It appears that they emphasised the killing of oxen over other species, as suggested by both written and archaeological evidence. Offa certainly dominated the other English kingdoms more successfully than previous English kings, and he was even able to portray himself as a major figure on the European stage.
Bauschatz, insuggested that the term reflects a specifically pagan ritual that had a "great religious significance in the culture of the early Germanic people. Raids began on a relatively small scale in the s, but became far more serious in the s, and brought the people to their knees in —12, when a large part of the country was devastated by the army of Thorkell the Tall.Feb 17, · How did the Anglo-Saxon invaders shape the British Isles?

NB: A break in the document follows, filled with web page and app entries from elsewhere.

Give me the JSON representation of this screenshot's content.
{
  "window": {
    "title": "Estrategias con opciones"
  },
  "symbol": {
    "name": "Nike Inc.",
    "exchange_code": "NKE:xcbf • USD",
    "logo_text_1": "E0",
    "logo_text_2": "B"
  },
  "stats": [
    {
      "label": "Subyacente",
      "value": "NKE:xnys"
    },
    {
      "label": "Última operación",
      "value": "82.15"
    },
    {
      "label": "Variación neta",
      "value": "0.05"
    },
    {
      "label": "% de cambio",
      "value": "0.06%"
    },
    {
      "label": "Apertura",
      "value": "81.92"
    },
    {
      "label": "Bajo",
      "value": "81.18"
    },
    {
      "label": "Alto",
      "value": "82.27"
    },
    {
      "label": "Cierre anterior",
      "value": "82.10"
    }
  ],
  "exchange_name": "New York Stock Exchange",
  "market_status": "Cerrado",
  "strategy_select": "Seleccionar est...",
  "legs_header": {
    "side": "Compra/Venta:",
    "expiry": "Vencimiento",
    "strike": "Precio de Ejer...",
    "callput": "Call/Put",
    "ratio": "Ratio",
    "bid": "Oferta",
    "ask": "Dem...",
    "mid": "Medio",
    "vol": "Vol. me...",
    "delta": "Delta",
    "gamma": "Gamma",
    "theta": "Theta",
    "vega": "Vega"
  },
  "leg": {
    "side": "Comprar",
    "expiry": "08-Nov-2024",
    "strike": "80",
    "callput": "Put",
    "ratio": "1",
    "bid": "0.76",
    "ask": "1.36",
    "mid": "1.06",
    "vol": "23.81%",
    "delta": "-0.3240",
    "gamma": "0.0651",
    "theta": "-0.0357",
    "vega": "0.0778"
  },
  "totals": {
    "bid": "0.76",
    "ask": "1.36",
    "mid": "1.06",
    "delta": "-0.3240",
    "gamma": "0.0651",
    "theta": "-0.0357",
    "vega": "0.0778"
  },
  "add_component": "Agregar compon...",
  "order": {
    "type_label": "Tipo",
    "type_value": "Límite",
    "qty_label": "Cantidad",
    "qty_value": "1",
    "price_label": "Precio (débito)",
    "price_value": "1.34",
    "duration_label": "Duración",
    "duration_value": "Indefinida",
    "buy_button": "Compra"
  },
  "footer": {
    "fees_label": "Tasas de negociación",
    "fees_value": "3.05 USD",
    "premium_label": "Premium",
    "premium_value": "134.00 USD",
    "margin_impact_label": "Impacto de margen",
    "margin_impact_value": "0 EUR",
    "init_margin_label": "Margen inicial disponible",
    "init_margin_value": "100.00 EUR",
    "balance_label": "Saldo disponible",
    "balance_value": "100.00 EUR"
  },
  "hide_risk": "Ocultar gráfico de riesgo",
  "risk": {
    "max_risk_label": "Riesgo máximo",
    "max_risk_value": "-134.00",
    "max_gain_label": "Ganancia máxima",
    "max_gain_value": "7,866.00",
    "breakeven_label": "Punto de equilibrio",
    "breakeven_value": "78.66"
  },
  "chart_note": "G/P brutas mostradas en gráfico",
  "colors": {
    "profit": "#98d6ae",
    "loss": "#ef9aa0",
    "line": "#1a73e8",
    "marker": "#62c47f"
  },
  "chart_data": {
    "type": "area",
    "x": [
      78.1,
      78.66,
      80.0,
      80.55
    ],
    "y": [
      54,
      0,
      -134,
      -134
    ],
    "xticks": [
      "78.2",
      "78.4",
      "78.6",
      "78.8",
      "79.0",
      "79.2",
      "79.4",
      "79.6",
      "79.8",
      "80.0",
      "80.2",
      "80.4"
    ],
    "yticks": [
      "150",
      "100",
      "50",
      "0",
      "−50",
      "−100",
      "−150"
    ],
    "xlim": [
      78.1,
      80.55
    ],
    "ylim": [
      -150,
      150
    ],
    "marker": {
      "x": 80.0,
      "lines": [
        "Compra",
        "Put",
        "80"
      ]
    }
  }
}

Overview: Anglo-Saxons, to whose 'Ecclesiastical History of the English People' is our major source for the history of. Æthelberht of Kent was the first Christian, Anglo-Saxon king. Over the next century most turned to Christianity Purpose of literature was to pass along tribal history and values to a population who could not read or write.
Christianisation of the Anglo-Saxon Kingdoms began in ADinfluenced by Celtic Christianity from the north-west and by the Roman church from the south-east, gradually replacing Anglo-Saxon polytheism which had been introduced to what is now England over the course of the 5th and 6th centuries with the arrival of the Anglo-Saxons.
The early Anglo-Saxons highly valued courage and skill in battle, as reflected in the most significant surviving Anglo-Saxon poem, Beowulf. Their pagan religion was marked by a strong sense of fatalism and doom, but also by belief in the power of humans to. The term Anglo-Saxon is a relatively modern one.
It refers to settlers from the German regions of Angeln and Saxony, who made their way over to Britain after the fall of the Roman Empire around AD. Anglo-Saxon paganism, or as it has also been known, Anglo-Saxon heathenism, refers to the religious beliefs and practices followed by the Anglo-Saxons between the fifth and eighth centuries CE, during the initial period of Early Mediaeval England.
A variant of the wider Germanic paganism found.Download